◆ RECORDS

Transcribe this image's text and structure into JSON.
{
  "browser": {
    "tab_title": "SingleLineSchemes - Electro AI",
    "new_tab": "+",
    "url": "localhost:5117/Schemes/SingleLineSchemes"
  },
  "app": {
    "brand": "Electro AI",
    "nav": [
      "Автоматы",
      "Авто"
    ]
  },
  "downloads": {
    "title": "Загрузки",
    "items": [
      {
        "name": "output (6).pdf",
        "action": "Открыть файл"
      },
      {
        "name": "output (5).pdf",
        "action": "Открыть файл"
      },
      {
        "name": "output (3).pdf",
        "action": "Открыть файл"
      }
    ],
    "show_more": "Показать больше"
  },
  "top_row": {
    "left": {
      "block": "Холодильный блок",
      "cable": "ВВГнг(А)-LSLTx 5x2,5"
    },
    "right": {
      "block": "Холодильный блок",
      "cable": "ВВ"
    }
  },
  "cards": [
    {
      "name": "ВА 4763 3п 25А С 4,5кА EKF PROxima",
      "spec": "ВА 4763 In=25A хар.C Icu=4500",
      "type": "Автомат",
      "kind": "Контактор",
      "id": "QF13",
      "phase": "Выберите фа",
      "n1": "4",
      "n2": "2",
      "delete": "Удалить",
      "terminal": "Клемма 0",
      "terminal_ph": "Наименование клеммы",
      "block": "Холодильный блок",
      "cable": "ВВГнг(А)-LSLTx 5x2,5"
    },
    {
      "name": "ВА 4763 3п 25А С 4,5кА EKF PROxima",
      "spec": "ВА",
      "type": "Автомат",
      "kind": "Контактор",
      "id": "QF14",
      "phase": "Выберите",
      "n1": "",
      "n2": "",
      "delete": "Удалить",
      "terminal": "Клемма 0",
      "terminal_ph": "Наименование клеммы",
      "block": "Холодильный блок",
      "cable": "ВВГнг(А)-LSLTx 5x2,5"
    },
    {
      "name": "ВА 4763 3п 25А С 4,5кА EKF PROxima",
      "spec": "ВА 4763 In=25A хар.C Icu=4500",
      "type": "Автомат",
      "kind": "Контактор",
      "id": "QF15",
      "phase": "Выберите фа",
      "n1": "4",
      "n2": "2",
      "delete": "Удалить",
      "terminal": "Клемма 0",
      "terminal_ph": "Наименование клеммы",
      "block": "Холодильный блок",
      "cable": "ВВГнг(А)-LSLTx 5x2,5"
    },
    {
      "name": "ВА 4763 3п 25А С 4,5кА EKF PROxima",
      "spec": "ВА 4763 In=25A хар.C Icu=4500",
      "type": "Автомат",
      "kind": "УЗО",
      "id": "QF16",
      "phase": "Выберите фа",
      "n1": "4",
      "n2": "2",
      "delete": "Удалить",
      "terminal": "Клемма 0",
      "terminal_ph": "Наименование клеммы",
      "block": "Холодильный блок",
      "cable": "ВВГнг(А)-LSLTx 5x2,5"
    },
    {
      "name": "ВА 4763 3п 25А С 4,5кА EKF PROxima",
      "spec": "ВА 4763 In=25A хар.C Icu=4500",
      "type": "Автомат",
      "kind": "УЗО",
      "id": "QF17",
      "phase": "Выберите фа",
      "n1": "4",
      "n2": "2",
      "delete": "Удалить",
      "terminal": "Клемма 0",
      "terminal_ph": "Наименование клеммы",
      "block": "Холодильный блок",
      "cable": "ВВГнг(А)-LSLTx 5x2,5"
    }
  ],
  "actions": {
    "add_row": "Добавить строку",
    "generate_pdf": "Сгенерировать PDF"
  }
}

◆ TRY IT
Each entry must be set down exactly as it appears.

◆ RESULT OF THIS EXERCISE
Transcribe this image's text and structure into JSON.
{
  "browser": {
    "tab_title": "SingleLineSchemes - Electro AI",
    "new_tab": "+",
    "url": "localhost:5117/Schemes/SingleLineSchemes"
  },
  "app": {
    "brand": "Electro AI",
    "nav": [
      "Автоматы",
      "Авто"
    ]
  },
  "downloads": {
    "title": "Загрузки",
    "items": [
      {
        "name": "output (6).pdf",
        "action": "Открыть файл"
      },
      {
        "name": "output (5).pdf",
        "action": "Открыть файл"
      },
      {
        "name": "output (3).pdf",
        "action": "Открыть файл"
      }
    ],
    "show_more": "Показать больше"
  },
  "top_row": {
    "left": {
      "block": "Холодильный блок",
      "cable": "ВВГнг(А)-LSLTx 5x2,5"
    },
    "right": {
      "block": "Холодильный блок",
      "cable": "ВВ"
    }
  },
  "cards": [
    {
      "name": "ВА 4763 3п 25А С 4,5кА EKF PROxima",
      "spec": "ВА 4763 In=25A хар.C Icu=4500",
      "type": "Автомат",
      "kind": "Контактор",
      "id": "QF13",
      "phase": "Выберите фа",
      "n1": "4",
      "n2": "2",
      "delete": "Удалить",
      "terminal": "Клемма 0",
      "terminal_ph": "Наименование клеммы",
      "block": "Холодильный блок",
      "cable": "ВВГнг(А)-LSLTx 5x2,5"
    },
    {
      "name": "ВА 4763 3п 25А С 4,5кА EKF PROxima",
      "spec": "ВА",
      "type": "Автомат",
      "kind": "Контактор",
      "id": "QF14",
      "phase": "Выберите",
      "n1": "",
      "n2": "",
      "delete": "Удалить",
      "terminal": "Клемма 0",
      "terminal_ph": "Наименование клеммы",
      "block": "Холодильный блок",
      "cable": "ВВГнг(А)-LSLTx 5x2,5"
    },
    {
      "name": "ВА 4763 3п 25А С 4,5кА EKF PROxima",
      "spec": "ВА 4763 In=25A хар.C Icu=4500",
      "type": "Автомат",
      "kind": "Контактор",
      "id": "QF15",
      "phase": "Выберите фа",
      "n1": "4",
      "n2": "2",
      "delete": "Удалить",
      "terminal": "Клемма 0",
      "terminal_ph": "Наименование клеммы",
      "block": "Холодильный блок",
      "cable": "ВВГнг(А)-LSLTx 5x2,5"
    },
    {
      "name": "ВА 4763 3п 25А С 4,5кА EKF PROxima",
      "spec": "ВА 4763 In=25A хар.C Icu=4500",
      "type": "Автомат",
      "kind": "УЗО",
      "id": "QF16",
      "phase": "Выберите фа",
      "n1": "4",
      "n2": "2",
      "delete": "Удалить",
      "terminal": "Клемма 0",
      "terminal_ph": "Наименование клеммы",
      "block": "Холодильный блок",
      "cable": "ВВГнг(А)-LSLTx 5x2,5"
    },
    {
      "name": "ВА 4763 3п 25А С 4,5кА EKF PROxima",
      "spec": "ВА 4763 In=25A хар.C Icu=4500",
      "type": "Автомат",
      "kind": "УЗО",
      "id": "QF17",
      "phase": "Выберите фа",
      "n1": "4",
      "n2": "2",
      "delete": "Удалить",
      "terminal": "Клемма 0",
      "terminal_ph": "Наименование клеммы",
      "block": "Холодильный блок",
      "cable": "ВВГнг(А)-LSLTx 5x2,5"
    }
  ],
  "actions": {
    "add_row": "Добавить строку",
    "generate_pdf": "Сгенерировать PDF"
  }
}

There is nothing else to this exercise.